Unfortunately most of the time in the rain I was with John and Sally Perkins today at the Pea River in southeast Alabama. It runs roughly from north to south and eventually flows into the Choctawhatchee. I had known for some time that there should be unusual azaleas along the river at about the latitude between the towns of Ariton and Clayton. I had been to two sites in this area before on 20.4.2019 and 1.12.2021 (see there). Now we wanted to look at the whole stretch between the two places of about 40km (25M) length at the best flowering time to maybe find more sites and learn more about these plants. So far the plants had been described as yellow flowering R. colemanii. Considerable doubt about this designation came to me when the plants I had grown from seed collected in 2019 wrre showing clearly fuzzy winter buds, some more and some less, a feature that pointed more to R. austrinum rather than R. colemanii, which always has slick buds. With one or two exceptions, almost all the seedlings had no glandular hairs on the stems, a clear sign of R. colemanii. There was also the fact that the plants in habitat flowered exactly between the blooming times of R. austrinum and R. colemanii. And the flower color of these plants was very often a more or less pale to slightly stronger yellow with a darker yellow spot on the uppermost petal, the tubes whitish to pink or red. Should this be a hybrid swarm between the two species? If one had to imagine a hybrid between R. austrinum with its mostly bright yellow to orange-yellow flowers (from the Choctawhatchee River, to whose system the Pea River belongs) and R. colemanii with its mostly white or pale pink flowers, then it would look pretty much like the plants discussed here. Geographically this fits well, too, as a population of R. austrinum could have reached so far north along the river into the typical range of R. colemanii without any problems. Since both species are tetraploid and flower successively, but of course also with overlaps, there would be little in the way of mass hybridization.
The main difficulty in searching the azaleas over such a long distance was to reach the Pea River often enough. Only bridges were available for this purpose, but there were very few of them in this lonely area. An advance cross-country through the forest, which was growing in a strip of about 1km around the river, was out of the question for reasons of time and practicability alone, especially since forests or fields in private ownership would have had to be crossed first, something that is no problem at all here in Germany as long as one stays on the dirt roads, and in the forest it doesn’t matter anyway. In the USA, however, the rednecks then like to come along with an assortment of shooting irons because they think you want to steal “their” turkeys that live wild there …..
We worked our way from south to north. First we stopped near Ariton at the railway line, the Seaboard Coast Line. I walked the 1,5km (1M) on the tracks to the bridge over the Pea River, where I immediately found a large plant right on the embankment with pale yellow washed out flowers. Because of the rain, which had started in the meantime, I left it with this one plant and didn’t look any further, although there would have been certainly more to discover if I had gone further along the bank.

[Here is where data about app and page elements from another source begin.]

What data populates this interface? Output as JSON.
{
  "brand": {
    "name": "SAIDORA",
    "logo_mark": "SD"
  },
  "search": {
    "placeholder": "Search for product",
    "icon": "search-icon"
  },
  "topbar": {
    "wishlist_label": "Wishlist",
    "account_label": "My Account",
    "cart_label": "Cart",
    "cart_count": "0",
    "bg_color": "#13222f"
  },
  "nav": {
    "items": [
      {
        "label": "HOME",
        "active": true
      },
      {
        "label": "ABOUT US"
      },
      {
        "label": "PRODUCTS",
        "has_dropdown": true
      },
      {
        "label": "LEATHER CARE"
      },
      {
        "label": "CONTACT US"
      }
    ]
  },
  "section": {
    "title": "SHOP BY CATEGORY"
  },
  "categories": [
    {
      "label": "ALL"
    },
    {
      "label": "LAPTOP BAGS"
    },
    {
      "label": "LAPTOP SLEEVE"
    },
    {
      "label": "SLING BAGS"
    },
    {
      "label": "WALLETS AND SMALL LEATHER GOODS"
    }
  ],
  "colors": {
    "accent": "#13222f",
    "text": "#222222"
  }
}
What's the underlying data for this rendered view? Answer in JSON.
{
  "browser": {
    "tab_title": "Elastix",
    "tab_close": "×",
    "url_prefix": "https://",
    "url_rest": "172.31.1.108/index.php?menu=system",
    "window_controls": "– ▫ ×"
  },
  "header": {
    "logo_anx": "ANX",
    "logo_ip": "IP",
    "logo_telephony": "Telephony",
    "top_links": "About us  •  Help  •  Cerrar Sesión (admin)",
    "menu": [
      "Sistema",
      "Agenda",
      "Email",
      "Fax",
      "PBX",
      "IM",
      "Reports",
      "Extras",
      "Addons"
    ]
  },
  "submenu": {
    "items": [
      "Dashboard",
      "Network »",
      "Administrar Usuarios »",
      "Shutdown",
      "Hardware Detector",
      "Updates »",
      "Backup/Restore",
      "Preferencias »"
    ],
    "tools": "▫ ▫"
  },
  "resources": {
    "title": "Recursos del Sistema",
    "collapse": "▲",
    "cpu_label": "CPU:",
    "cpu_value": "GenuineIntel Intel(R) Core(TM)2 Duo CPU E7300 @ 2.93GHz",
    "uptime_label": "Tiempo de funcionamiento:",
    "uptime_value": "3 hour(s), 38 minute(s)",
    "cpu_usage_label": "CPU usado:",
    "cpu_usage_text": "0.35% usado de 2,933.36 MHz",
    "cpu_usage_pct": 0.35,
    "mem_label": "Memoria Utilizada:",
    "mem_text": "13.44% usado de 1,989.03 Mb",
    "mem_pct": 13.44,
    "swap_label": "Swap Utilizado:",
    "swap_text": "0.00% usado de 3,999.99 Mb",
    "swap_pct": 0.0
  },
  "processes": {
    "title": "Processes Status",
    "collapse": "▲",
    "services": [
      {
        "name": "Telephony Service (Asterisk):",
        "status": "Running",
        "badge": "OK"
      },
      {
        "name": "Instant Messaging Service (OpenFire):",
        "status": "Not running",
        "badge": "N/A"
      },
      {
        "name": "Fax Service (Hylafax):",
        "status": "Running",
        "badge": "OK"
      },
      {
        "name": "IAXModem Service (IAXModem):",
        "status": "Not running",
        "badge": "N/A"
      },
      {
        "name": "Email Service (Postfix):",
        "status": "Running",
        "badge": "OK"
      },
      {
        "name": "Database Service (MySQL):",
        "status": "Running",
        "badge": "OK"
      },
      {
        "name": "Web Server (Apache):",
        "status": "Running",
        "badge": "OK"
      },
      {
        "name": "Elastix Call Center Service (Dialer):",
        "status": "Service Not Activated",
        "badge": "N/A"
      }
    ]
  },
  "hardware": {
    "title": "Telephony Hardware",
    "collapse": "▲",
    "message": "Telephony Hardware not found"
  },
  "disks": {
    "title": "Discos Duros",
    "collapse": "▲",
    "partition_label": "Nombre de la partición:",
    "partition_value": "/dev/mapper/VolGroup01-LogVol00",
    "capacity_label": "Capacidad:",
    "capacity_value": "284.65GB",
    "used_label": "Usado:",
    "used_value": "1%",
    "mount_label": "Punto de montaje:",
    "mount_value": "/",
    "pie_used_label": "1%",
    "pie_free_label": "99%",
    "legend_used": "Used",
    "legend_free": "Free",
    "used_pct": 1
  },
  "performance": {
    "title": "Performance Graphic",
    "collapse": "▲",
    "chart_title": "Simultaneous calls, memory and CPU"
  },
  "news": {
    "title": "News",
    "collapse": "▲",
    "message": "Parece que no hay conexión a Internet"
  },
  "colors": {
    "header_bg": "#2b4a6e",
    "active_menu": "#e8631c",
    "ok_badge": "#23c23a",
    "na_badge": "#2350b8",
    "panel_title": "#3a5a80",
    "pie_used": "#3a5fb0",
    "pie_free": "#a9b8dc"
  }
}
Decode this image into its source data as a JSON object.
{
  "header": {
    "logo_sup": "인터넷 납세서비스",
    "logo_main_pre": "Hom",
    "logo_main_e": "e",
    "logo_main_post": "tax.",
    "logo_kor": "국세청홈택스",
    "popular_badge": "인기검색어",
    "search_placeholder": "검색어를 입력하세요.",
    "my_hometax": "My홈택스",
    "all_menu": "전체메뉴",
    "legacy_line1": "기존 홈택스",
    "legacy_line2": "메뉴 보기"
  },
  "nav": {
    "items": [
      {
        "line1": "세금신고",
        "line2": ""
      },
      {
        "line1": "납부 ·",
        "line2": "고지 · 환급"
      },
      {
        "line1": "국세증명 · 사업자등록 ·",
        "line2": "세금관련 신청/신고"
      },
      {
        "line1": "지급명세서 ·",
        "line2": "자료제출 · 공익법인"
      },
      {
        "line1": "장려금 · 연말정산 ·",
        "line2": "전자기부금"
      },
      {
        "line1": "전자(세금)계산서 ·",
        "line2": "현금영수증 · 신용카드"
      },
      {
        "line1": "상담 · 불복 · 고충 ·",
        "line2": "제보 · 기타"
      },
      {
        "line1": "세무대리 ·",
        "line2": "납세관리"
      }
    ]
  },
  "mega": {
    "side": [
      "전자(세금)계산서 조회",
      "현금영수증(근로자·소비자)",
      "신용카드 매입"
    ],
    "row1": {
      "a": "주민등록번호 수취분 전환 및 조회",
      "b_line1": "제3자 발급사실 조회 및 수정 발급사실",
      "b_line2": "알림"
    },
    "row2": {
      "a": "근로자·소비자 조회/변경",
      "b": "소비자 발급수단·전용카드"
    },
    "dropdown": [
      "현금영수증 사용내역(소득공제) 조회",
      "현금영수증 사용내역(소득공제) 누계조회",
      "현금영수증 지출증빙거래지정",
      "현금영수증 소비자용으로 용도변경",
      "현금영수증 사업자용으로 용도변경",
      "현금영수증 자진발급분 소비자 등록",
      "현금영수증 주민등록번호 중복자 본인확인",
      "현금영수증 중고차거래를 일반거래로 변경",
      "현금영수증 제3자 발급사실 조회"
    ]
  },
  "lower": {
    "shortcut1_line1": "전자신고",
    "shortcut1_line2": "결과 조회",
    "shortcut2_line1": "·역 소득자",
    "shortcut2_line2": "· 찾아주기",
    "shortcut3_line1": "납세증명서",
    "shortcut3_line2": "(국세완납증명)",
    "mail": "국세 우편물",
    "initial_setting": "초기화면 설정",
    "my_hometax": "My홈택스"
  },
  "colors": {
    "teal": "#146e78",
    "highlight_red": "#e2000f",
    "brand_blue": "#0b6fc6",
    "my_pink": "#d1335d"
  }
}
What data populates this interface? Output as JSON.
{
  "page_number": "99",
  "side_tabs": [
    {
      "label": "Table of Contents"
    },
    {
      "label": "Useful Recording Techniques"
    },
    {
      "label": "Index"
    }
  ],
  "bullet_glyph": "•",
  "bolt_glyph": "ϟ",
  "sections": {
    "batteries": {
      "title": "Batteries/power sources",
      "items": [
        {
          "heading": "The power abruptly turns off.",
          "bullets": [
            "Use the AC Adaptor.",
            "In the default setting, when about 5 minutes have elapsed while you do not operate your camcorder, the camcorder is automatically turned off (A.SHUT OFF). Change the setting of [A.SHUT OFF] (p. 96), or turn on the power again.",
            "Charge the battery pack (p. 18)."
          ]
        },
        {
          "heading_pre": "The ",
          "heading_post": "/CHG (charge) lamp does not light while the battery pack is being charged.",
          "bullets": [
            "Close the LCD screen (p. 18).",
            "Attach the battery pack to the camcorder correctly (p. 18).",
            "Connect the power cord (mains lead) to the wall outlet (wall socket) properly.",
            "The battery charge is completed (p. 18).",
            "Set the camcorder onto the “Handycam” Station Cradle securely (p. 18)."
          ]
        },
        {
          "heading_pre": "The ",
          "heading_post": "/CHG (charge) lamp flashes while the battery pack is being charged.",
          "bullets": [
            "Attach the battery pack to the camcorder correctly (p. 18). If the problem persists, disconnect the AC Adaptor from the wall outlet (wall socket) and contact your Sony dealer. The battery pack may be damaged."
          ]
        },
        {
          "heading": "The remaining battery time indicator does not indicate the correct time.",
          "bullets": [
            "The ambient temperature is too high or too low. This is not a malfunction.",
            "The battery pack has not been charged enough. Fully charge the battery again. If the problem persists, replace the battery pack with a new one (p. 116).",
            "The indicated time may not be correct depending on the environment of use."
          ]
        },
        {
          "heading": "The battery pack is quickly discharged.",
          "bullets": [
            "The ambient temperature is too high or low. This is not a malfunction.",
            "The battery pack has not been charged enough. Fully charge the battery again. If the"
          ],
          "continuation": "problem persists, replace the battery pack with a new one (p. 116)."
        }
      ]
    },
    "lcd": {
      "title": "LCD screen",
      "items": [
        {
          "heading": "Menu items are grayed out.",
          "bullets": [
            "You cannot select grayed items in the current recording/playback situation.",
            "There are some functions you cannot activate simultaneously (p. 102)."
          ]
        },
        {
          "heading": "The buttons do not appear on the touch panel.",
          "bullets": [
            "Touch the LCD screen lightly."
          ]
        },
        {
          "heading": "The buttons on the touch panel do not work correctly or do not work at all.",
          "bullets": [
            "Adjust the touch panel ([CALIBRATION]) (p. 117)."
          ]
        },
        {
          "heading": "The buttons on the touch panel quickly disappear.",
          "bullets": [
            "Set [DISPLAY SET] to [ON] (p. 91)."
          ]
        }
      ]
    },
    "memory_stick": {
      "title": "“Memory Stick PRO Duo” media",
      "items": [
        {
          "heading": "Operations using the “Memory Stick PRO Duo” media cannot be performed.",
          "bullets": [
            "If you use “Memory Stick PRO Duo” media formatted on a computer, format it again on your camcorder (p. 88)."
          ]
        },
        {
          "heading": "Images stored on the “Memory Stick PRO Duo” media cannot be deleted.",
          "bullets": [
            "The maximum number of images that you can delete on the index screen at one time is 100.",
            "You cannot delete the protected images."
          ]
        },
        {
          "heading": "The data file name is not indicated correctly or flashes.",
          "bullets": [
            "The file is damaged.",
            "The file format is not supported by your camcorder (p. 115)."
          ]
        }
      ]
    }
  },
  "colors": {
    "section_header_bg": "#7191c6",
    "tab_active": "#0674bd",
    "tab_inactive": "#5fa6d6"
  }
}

Our next stop was a few km further north, where CR 77 crosses the Pea River. This was also the place where I had already been on 1.12.2021. Here we only had to walk a few steps through the forest along the river to find several plants at once, all of which had the typical pale yellow flowers with a darker spot. One specimen had slightly darker yellow flowers. Some of the plants were ancient, tree-like and reached heights of about 5 to 6m! While searching for plants, I also stumbled across an abandoned makeshift dwelling that had spread wild and dirty along the shore. Everywhere plastic garbage lay around, so that I spontaneously had the thought that the former inhabitants must have been the species Homo plasticus ssp. horridus, H. sapiens could not have been that in any case. Disgusting to litter nature like this.
The next stop was at the place where the AL 10 crosses the Pea River. Here, after some searching, quite a number plants could be found that fit well into the picture with their pale yellow tones. In between we also found specimens that reminded us more of R. austrinum, and also some that looked more like true R. colemanii. I had been here already on 20.4.2019 and had collected the mentioned seeds, but then the flowering had been as good as over and I had not noticed anything of the variety.
The next place was Hobdys Bridge, where AL 130 crosses the Pea River. Here we found a few plants that appeared to be hybrids, including one with an unusual salmon orange shade on the otherwise pale yellow petals. One plant found there with pure white flowers and shoots without glandular hairs could also have been an R. colemanii.
As the day was slowly running out, we now made a bigger jump north to the place where AL 239 crosses the river. Here, however, we found only some R. canescens and no traces of R. austrinum, R. colemanii, or hybrids between the two species. For a more precise delimitation of the hybrid population, it will be necessary to explore a little further south again from here until one would encounter the first plants. Unfortunately, there was no more time for that. But at least we could detect the hybrids on a distance of about 23km (14.3M).